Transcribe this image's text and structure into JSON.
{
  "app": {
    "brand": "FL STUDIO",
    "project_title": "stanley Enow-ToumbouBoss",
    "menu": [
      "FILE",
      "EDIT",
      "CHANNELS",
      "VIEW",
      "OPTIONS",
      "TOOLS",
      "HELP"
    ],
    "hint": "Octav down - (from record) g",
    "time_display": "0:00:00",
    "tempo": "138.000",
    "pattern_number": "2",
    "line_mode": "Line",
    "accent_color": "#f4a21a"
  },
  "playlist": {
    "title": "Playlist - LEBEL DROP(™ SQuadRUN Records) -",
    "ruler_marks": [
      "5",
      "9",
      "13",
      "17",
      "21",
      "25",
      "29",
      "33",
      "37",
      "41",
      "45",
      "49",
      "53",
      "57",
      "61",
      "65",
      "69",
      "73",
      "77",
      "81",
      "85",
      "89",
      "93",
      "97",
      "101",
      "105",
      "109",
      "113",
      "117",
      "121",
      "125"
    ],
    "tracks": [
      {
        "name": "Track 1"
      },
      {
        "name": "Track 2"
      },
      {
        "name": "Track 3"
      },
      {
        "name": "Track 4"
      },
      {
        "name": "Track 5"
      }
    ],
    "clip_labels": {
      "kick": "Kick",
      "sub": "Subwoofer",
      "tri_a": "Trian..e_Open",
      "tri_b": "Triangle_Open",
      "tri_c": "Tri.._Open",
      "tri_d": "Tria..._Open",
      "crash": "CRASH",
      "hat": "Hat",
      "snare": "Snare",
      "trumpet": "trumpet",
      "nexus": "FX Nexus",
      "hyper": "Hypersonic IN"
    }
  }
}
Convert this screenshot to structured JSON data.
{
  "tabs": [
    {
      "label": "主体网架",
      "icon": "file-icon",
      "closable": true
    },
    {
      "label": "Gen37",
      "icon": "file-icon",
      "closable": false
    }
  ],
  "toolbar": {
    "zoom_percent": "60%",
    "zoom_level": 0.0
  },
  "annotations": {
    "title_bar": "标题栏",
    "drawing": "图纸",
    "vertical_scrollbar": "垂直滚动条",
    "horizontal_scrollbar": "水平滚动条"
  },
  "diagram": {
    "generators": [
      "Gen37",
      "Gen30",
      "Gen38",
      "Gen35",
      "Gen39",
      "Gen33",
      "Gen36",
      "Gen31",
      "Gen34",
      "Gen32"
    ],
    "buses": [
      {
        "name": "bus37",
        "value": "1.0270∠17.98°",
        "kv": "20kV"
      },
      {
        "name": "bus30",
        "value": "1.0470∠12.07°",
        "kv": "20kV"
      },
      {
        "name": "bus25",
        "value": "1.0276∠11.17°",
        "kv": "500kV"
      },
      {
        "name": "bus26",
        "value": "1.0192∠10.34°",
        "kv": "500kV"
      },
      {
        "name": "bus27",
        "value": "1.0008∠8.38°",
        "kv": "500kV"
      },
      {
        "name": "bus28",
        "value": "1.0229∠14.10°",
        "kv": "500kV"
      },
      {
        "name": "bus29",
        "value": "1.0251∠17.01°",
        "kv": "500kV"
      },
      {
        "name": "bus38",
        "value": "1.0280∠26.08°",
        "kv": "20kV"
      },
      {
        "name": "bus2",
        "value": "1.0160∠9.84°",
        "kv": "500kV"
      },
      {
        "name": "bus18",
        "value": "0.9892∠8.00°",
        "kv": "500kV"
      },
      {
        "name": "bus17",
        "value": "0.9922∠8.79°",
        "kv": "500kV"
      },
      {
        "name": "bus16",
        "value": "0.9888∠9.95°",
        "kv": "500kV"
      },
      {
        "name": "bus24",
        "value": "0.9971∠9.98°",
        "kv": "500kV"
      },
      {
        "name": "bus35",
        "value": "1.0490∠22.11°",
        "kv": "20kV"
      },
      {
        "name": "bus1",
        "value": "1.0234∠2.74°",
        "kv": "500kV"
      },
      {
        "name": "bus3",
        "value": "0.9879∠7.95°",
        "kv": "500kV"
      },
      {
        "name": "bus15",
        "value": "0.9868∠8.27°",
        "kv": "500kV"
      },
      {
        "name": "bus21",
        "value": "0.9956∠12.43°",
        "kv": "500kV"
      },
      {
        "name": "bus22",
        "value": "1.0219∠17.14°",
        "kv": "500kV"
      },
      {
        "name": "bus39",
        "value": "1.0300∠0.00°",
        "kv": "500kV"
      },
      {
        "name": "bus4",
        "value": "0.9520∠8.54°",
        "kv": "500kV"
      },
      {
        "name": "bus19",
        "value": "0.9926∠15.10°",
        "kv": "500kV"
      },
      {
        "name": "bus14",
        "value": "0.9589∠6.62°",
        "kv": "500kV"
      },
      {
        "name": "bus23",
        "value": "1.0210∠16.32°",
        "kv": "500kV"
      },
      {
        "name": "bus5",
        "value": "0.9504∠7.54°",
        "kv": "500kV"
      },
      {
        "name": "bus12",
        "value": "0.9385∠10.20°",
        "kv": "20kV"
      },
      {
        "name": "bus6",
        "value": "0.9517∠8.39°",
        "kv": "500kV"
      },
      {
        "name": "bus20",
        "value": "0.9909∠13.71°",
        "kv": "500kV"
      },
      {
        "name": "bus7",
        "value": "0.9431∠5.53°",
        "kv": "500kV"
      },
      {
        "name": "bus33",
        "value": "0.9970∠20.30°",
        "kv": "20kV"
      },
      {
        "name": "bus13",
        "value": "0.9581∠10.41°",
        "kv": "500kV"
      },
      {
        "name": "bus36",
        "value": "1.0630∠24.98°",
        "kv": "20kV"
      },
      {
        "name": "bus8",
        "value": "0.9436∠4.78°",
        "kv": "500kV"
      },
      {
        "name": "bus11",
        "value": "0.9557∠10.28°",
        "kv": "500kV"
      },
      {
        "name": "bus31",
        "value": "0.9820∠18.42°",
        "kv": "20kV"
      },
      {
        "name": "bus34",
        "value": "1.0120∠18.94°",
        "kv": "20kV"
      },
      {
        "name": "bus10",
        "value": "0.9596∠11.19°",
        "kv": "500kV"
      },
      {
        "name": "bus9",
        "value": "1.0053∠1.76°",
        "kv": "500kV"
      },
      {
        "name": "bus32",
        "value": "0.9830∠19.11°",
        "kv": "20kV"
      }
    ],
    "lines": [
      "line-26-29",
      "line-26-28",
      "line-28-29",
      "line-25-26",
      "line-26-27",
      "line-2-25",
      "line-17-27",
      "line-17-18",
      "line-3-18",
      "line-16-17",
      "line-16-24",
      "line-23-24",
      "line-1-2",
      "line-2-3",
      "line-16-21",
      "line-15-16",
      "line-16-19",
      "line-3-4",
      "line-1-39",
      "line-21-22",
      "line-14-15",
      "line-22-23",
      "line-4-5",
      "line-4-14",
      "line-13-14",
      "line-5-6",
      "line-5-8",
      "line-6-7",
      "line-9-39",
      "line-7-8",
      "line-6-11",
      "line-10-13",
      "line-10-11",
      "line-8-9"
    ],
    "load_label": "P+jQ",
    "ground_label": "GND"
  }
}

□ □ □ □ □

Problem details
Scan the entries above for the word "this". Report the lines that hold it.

Exercise answer
Transcribe this image's text and structure into JSON.
Convert this screenshot to structured JSON data.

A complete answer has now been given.